◆ What to do ◆
The result should be all the records, exact and complete, without a single picture.

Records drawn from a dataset
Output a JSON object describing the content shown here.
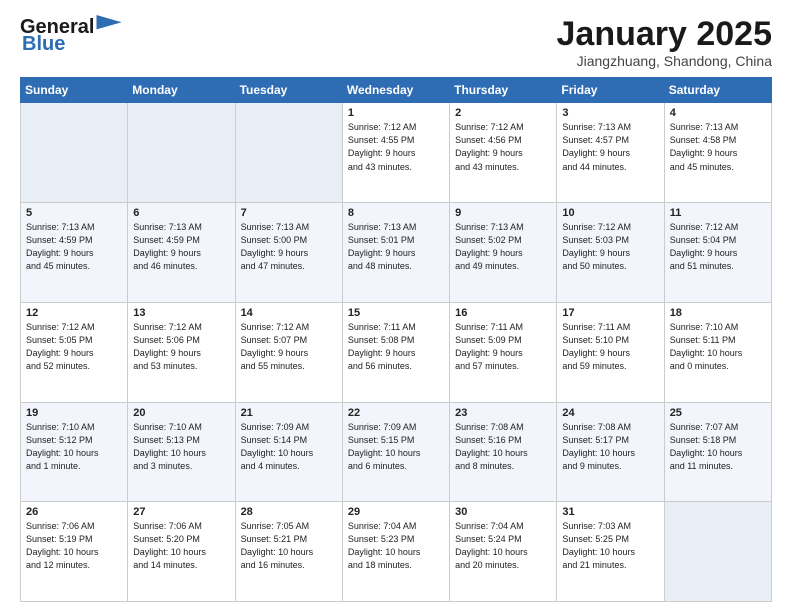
{
  "header": {
    "logo_line1": "General",
    "logo_line2": "Blue",
    "month_title": "January 2025",
    "location": "Jiangzhuang, Shandong, China"
  },
  "weekdays": [
    "Sunday",
    "Monday",
    "Tuesday",
    "Wednesday",
    "Thursday",
    "Friday",
    "Saturday"
  ],
  "weeks": [
    [
      {
        "day": "",
        "info": ""
      },
      {
        "day": "",
        "info": ""
      },
      {
        "day": "",
        "info": ""
      },
      {
        "day": "1",
        "info": "Sunrise: 7:12 AM\nSunset: 4:55 PM\nDaylight: 9 hours\nand 43 minutes."
      },
      {
        "day": "2",
        "info": "Sunrise: 7:12 AM\nSunset: 4:56 PM\nDaylight: 9 hours\nand 43 minutes."
      },
      {
        "day": "3",
        "info": "Sunrise: 7:13 AM\nSunset: 4:57 PM\nDaylight: 9 hours\nand 44 minutes."
      },
      {
        "day": "4",
        "info": "Sunrise: 7:13 AM\nSunset: 4:58 PM\nDaylight: 9 hours\nand 45 minutes."
      }
    ],
    [
      {
        "day": "5",
        "info": "Sunrise: 7:13 AM\nSunset: 4:59 PM\nDaylight: 9 hours\nand 45 minutes."
      },
      {
        "day": "6",
        "info": "Sunrise: 7:13 AM\nSunset: 4:59 PM\nDaylight: 9 hours\nand 46 minutes."
      },
      {
        "day": "7",
        "info": "Sunrise: 7:13 AM\nSunset: 5:00 PM\nDaylight: 9 hours\nand 47 minutes."
      },
      {
        "day": "8",
        "info": "Sunrise: 7:13 AM\nSunset: 5:01 PM\nDaylight: 9 hours\nand 48 minutes."
      },
      {
        "day": "9",
        "info": "Sunrise: 7:13 AM\nSunset: 5:02 PM\nDaylight: 9 hours\nand 49 minutes."
      },
      {
        "day": "10",
        "info": "Sunrise: 7:12 AM\nSunset: 5:03 PM\nDaylight: 9 hours\nand 50 minutes."
      },
      {
        "day": "11",
        "info": "Sunrise: 7:12 AM\nSunset: 5:04 PM\nDaylight: 9 hours\nand 51 minutes."
      }
    ],
    [
      {
        "day": "12",
        "info": "Sunrise: 7:12 AM\nSunset: 5:05 PM\nDaylight: 9 hours\nand 52 minutes."
      },
      {
        "day": "13",
        "info": "Sunrise: 7:12 AM\nSunset: 5:06 PM\nDaylight: 9 hours\nand 53 minutes."
      },
      {
        "day": "14",
        "info": "Sunrise: 7:12 AM\nSunset: 5:07 PM\nDaylight: 9 hours\nand 55 minutes."
      },
      {
        "day": "15",
        "info": "Sunrise: 7:11 AM\nSunset: 5:08 PM\nDaylight: 9 hours\nand 56 minutes."
      },
      {
        "day": "16",
        "info": "Sunrise: 7:11 AM\nSunset: 5:09 PM\nDaylight: 9 hours\nand 57 minutes."
      },
      {
        "day": "17",
        "info": "Sunrise: 7:11 AM\nSunset: 5:10 PM\nDaylight: 9 hours\nand 59 minutes."
      },
      {
        "day": "18",
        "info": "Sunrise: 7:10 AM\nSunset: 5:11 PM\nDaylight: 10 hours\nand 0 minutes."
      }
    ],
    [
      {
        "day": "19",
        "info": "Sunrise: 7:10 AM\nSunset: 5:12 PM\nDaylight: 10 hours\nand 1 minute."
      },
      {
        "day": "20",
        "info": "Sunrise: 7:10 AM\nSunset: 5:13 PM\nDaylight: 10 hours\nand 3 minutes."
      },
      {
        "day": "21",
        "info": "Sunrise: 7:09 AM\nSunset: 5:14 PM\nDaylight: 10 hours\nand 4 minutes."
      },
      {
        "day": "22",
        "info": "Sunrise: 7:09 AM\nSunset: 5:15 PM\nDaylight: 10 hours\nand 6 minutes."
      },
      {
        "day": "23",
        "info": "Sunrise: 7:08 AM\nSunset: 5:16 PM\nDaylight: 10 hours\nand 8 minutes."
      },
      {
        "day": "24",
        "info": "Sunrise: 7:08 AM\nSunset: 5:17 PM\nDaylight: 10 hours\nand 9 minutes."
      },
      {
        "day": "25",
        "info": "Sunrise: 7:07 AM\nSunset: 5:18 PM\nDaylight: 10 hours\nand 11 minutes."
      }
    ],
    [
      {
        "day": "26",
        "info": "Sunrise: 7:06 AM\nSunset: 5:19 PM\nDaylight: 10 hours\nand 12 minutes."
      },
      {
        "day": "27",
        "info": "Sunrise: 7:06 AM\nSunset: 5:20 PM\nDaylight: 10 hours\nand 14 minutes."
      },
      {
        "day": "28",
        "info": "Sunrise: 7:05 AM\nSunset: 5:21 PM\nDaylight: 10 hours\nand 16 minutes."
      },
      {
        "day": "29",
        "info": "Sunrise: 7:04 AM\nSunset: 5:23 PM\nDaylight: 10 hours\nand 18 minutes."
      },
      {
        "day": "30",
        "info": "Sunrise: 7:04 AM\nSunset: 5:24 PM\nDaylight: 10 hours\nand 20 minutes."
      },
      {
        "day": "31",
        "info": "Sunrise: 7:03 AM\nSunset: 5:25 PM\nDaylight: 10 hours\nand 21 minutes."
      },
      {
        "day": "",
        "info": ""
      }
    ]
  ]
}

◆ Result for this task ◆
Output a JSON object describing the content shown here.
{
  "header": {
    "logo_line1": "General",
    "logo_line2": "Blue",
    "month_title": "January 2025",
    "location": "Jiangzhuang, Shandong, China"
  },
  "weekdays": [
    "Sunday",
    "Monday",
    "Tuesday",
    "Wednesday",
    "Thursday",
    "Friday",
    "Saturday"
  ],
  "weeks": [
    [
      {
        "day": "",
        "info": ""
      },
      {
        "day": "",
        "info": ""
      },
      {
        "day": "",
        "info": ""
      },
      {
        "day": "1",
        "info": "Sunrise: 7:12 AM\nSunset: 4:55 PM\nDaylight: 9 hours\nand 43 minutes."
      },
      {
        "day": "2",
        "info": "Sunrise: 7:12 AM\nSunset: 4:56 PM\nDaylight: 9 hours\nand 43 minutes."
      },
      {
        "day": "3",
        "info": "Sunrise: 7:13 AM\nSunset: 4:57 PM\nDaylight: 9 hours\nand 44 minutes."
      },
      {
        "day": "4",
        "info": "Sunrise: 7:13 AM\nSunset: 4:58 PM\nDaylight: 9 hours\nand 45 minutes."
      }
    ],
    [
      {
        "day": "5",
        "info": "Sunrise: 7:13 AM\nSunset: 4:59 PM\nDaylight: 9 hours\nand 45 minutes."
      },
      {
        "day": "6",
        "info": "Sunrise: 7:13 AM\nSunset: 4:59 PM\nDaylight: 9 hours\nand 46 minutes."
      },
      {
        "day": "7",
        "info": "Sunrise: 7:13 AM\nSunset: 5:00 PM\nDaylight: 9 hours\nand 47 minutes."
      },
      {
        "day": "8",
        "info": "Sunrise: 7:13 AM\nSunset: 5:01 PM\nDaylight: 9 hours\nand 48 minutes."
      },
      {
        "day": "9",
        "info": "Sunrise: 7:13 AM\nSunset: 5:02 PM\nDaylight: 9 hours\nand 49 minutes."
      },
      {
        "day": "10",
        "info": "Sunrise: 7:12 AM\nSunset: 5:03 PM\nDaylight: 9 hours\nand 50 minutes."
      },
      {
        "day": "11",
        "info": "Sunrise: 7:12 AM\nSunset: 5:04 PM\nDaylight: 9 hours\nand 51 minutes."
      }
    ],
    [
      {
        "day": "12",
        "info": "Sunrise: 7:12 AM\nSunset: 5:05 PM\nDaylight: 9 hours\nand 52 minutes."
      },
      {
        "day": "13",
        "info": "Sunrise: 7:12 AM\nSunset: 5:06 PM\nDaylight: 9 hours\nand 53 minutes."
      },
      {
        "day": "14",
        "info": "Sunrise: 7:12 AM\nSunset: 5:07 PM\nDaylight: 9 hours\nand 55 minutes."
      },
      {
        "day": "15",
        "info": "Sunrise: 7:11 AM\nSunset: 5:08 PM\nDaylight: 9 hours\nand 56 minutes."
      },
      {
        "day": "16",
        "info": "Sunrise: 7:11 AM\nSunset: 5:09 PM\nDaylight: 9 hours\nand 57 minutes."
      },
      {
        "day": "17",
        "info": "Sunrise: 7:11 AM\nSunset: 5:10 PM\nDaylight: 9 hours\nand 59 minutes."
      },
      {
        "day": "18",
        "info": "Sunrise: 7:10 AM\nSunset: 5:11 PM\nDaylight: 10 hours\nand 0 minutes."
      }
    ],
    [
      {
        "day": "19",
        "info": "Sunrise: 7:10 AM\nSunset: 5:12 PM\nDaylight: 10 hours\nand 1 minute."
      },
      {
        "day": "20",
        "info": "Sunrise: 7:10 AM\nSunset: 5:13 PM\nDaylight: 10 hours\nand 3 minutes."
      },
      {
        "day": "21",
        "info": "Sunrise: 7:09 AM\nSunset: 5:14 PM\nDaylight: 10 hours\nand 4 minutes."
      },
      {
        "day": "22",
        "info": "Sunrise: 7:09 AM\nSunset: 5:15 PM\nDaylight: 10 hours\nand 6 minutes."
      },
      {
        "day": "23",
        "info": "Sunrise: 7:08 AM\nSunset: 5:16 PM\nDaylight: 10 hours\nand 8 minutes."
      },
      {
        "day": "24",
        "info": "Sunrise: 7:08 AM\nSunset: 5:17 PM\nDaylight: 10 hours\nand 9 minutes."
      },
      {
        "day": "25",
        "info": "Sunrise: 7:07 AM\nSunset: 5:18 PM\nDaylight: 10 hours\nand 11 minutes."
      }
    ],
    [
      {
        "day": "26",
        "info": "Sunrise: 7:06 AM\nSunset: 5:19 PM\nDaylight: 10 hours\nand 12 minutes."
      },
      {
        "day": "27",
        "info": "Sunrise: 7:06 AM\nSunset: 5:20 PM\nDaylight: 10 hours\nand 14 minutes."
      },
      {
        "day": "28",
        "info": "Sunrise: 7:05 AM\nSunset: 5:21 PM\nDaylight: 10 hours\nand 16 minutes."
      },
      {
        "day": "29",
        "info": "Sunrise: 7:04 AM\nSunset: 5:23 PM\nDaylight: 10 hours\nand 18 minutes."
      },
      {
        "day": "30",
        "info": "Sunrise: 7:04 AM\nSunset: 5:24 PM\nDaylight: 10 hours\nand 20 minutes."
      },
      {
        "day": "31",
        "info": "Sunrise: 7:03 AM\nSunset: 5:25 PM\nDaylight: 10 hours\nand 21 minutes."
      },
      {
        "day": "",
        "info": ""
      }
    ]
  ]
}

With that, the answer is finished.